Our skin is the largest organ on our body. The simple act of touching another facilitates the production of oxytocin.
Oxytocin, is the love hormone. It’s been identified as one of the key factors in facilitating bonding amongst living beings. That being said, its true that we often label breastfeeding as the ultimate act of bonding. However, if we know that the our skin has numerous nerve endings that stimulate a hormonal release when touched by another, we know that breastfeeding does not have to be the only way a parent bonds with their child. I read a book by Madeleine Morris titled, “Guilt Free Bottle Feeding” and was blown away by the amount of revelations and insight I received about my own struggles with breastfeeding my children (now almost 13 and 9). If you are questioning your decision to bottle feed, I highly recommend the book!
Connection enhances feeding
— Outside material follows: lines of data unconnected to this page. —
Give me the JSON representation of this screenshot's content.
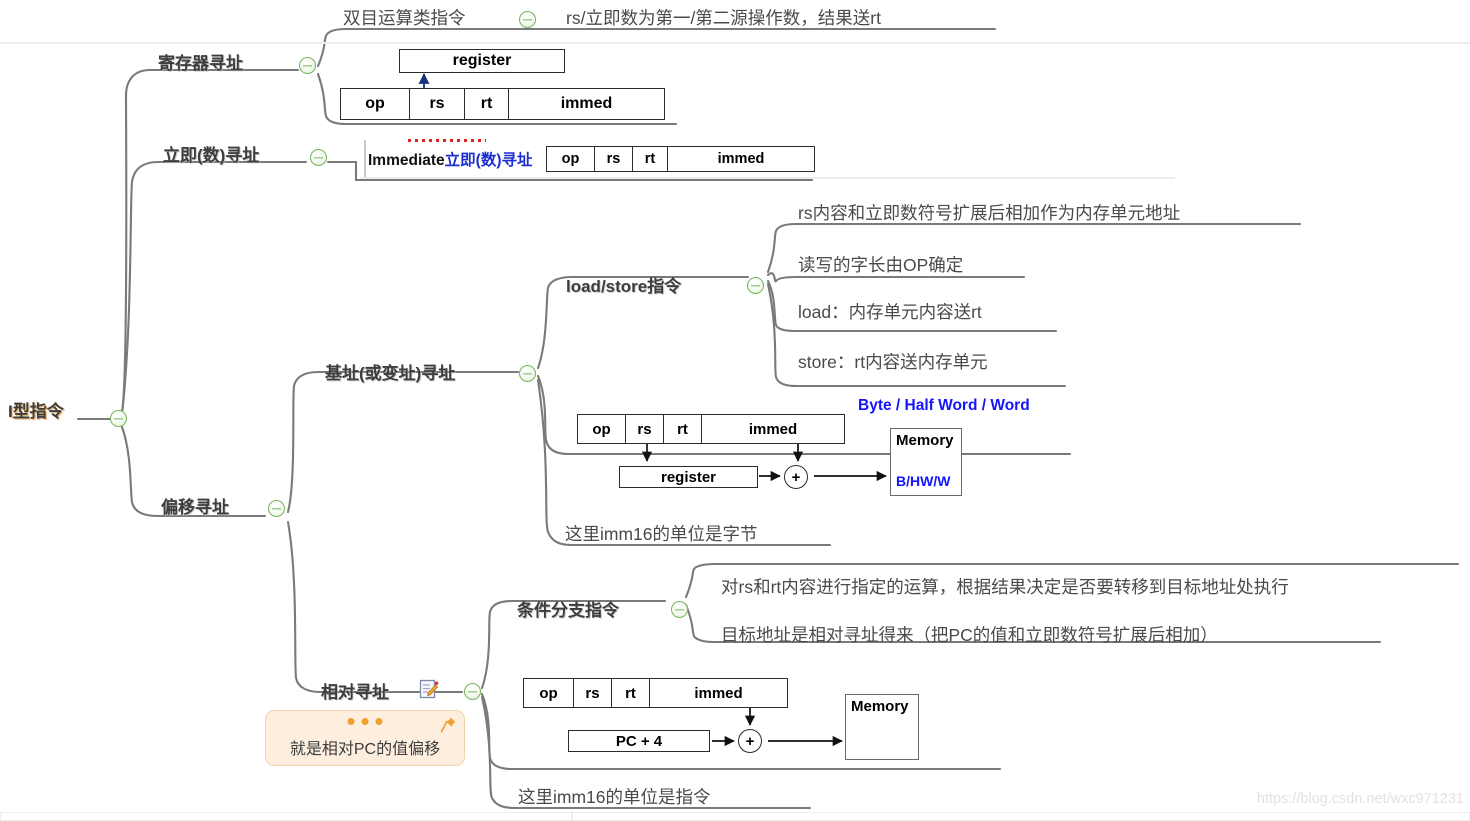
{
  "map": {
    "root": {
      "label": "I型指令"
    },
    "branches": [
      {
        "label": "寄存器寻址"
      },
      {
        "label": "立即(数)寻址"
      },
      {
        "label": "偏移寻址"
      },
      {
        "label": "基址(或变址)寻址"
      },
      {
        "label": "load/store指令"
      },
      {
        "label": "相对寻址"
      },
      {
        "label": "条件分支指令"
      }
    ],
    "leaves": {
      "reg_note": "rs/立即数为第一/第二源操作数，结果送rt",
      "reg_title": "双目运算类指令",
      "ls_1": "rs内容和立即数符号扩展后相加作为内存单元地址",
      "ls_2": "读写的字长由OP确定",
      "ls_3": "load：内存单元内容送rt",
      "ls_4": "store：rt内容送内存单元",
      "base_note": "这里imm16的单位是字节",
      "branch_1": "对rs和rt内容进行指定的运算，根据结果决定是否要转移到目标地址处执行",
      "branch_2": "目标地址是相对寻址得来（把PC的值和立即数符号扩展后相加）",
      "rel_note": "这里imm16的单位是指令"
    },
    "note_callout": {
      "text": "就是相对PC的值偏移"
    }
  },
  "figures": {
    "fmt_fields": {
      "op": "op",
      "rs": "rs",
      "rt": "rt",
      "immed": "immed"
    },
    "register_label": "register",
    "memory_label": "Memory",
    "memory_sub": "B/HW/W",
    "byte_caption": "Byte / Half Word / Word",
    "pc_label": "PC + 4",
    "adder": "+",
    "immediate_caption_en": "Immediate",
    "immediate_caption_cn": "立即(数)寻址"
  },
  "watermark": {
    "text": "https://blog.csdn.net/wxc971231"
  },
  "colors": {
    "node_text": "#3d3d3d",
    "leaf_text": "#4a4a4a",
    "line": "#7a7a7a",
    "toggle_green": "#79b25c",
    "blue": "#1414ff",
    "note_bg": "#fdeede",
    "note_border": "#f2d3ad",
    "root_shadow": "#e9b77a",
    "red_dotted": "#e02020"
  }
}
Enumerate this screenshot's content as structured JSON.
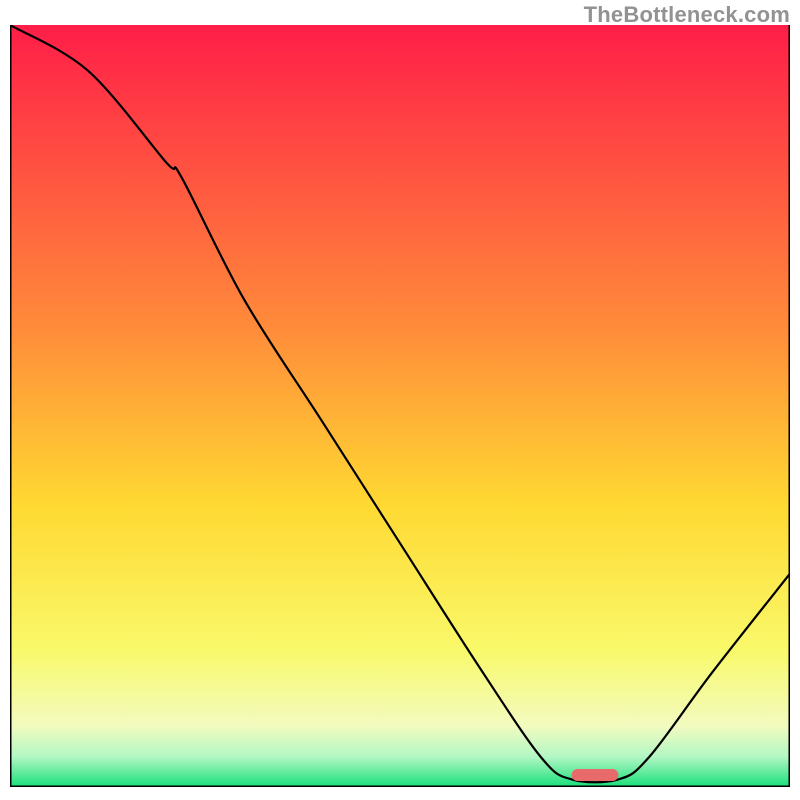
{
  "watermark": "TheBottleneck.com",
  "chart_data": {
    "type": "line",
    "title": "",
    "xlabel": "",
    "ylabel": "",
    "xlim": [
      0,
      100
    ],
    "ylim": [
      0,
      100
    ],
    "plot_background": {
      "type": "vertical_gradient",
      "stops": [
        {
          "offset": 0.0,
          "color": "#ff1e48"
        },
        {
          "offset": 0.4,
          "color": "#ff8c3a"
        },
        {
          "offset": 0.63,
          "color": "#ffd932"
        },
        {
          "offset": 0.82,
          "color": "#f9f96a"
        },
        {
          "offset": 0.92,
          "color": "#f2fbbf"
        },
        {
          "offset": 0.96,
          "color": "#b3f7c4"
        },
        {
          "offset": 1.0,
          "color": "#18e07a"
        }
      ]
    },
    "series": [
      {
        "name": "bottleneck-curve",
        "color": "#000000",
        "x": [
          0,
          10,
          20,
          22,
          30,
          40,
          50,
          60,
          68,
          72,
          78,
          82,
          90,
          100
        ],
        "y": [
          100,
          94,
          82,
          80,
          64,
          48,
          32,
          16,
          4,
          1,
          1,
          4,
          15,
          28
        ]
      }
    ],
    "marker": {
      "name": "target-zone",
      "shape": "rounded-rect",
      "x_center": 75,
      "width_pct": 6,
      "color": "#e96a6a"
    },
    "axes": {
      "border_color": "#000000",
      "show_ticks": false,
      "show_grid": false
    }
  }
}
When a child is held by their parent, especially skin-to-skin, oxytocin is released. That hormone release is intensified with eye contact, with singing, rocking, tickling, CONNECTING. When we feed one another, oxytocin is released. Providing food, while being close Intensifies the release of oxytocin. Bottle feeding, by someone other than the lactating parent, is an ideal situation for this to happen. Parenting in general is an ideal situation for connecting and engaging to happen with our children. One does not have to breastfeed their children to bond with them. Dr. Bruce Perry states that the quality is just as important as the quantity of touch when it comes to bonding. Due to the physical nature of caring and nurturing our infants, and young children the simple acts we do with them, because we love and want to be close to them is in fact creating a chemical release in our brains. That release of hormones in turn cause the brain to structure itself in a way that creates attachment and bonding. Simply engaging with our loved ones physically causes us to bond.
We are hardwired to be in connection with other humans, babies will bond with their caretakers regardless of how they are fed.
If you need some extra support around feeding your infant, or choosing the best methods to feed your baby, we can help!
Schedule a free consultation to learn about our Infant Feeding Specialists and how we can guide you through your next steps.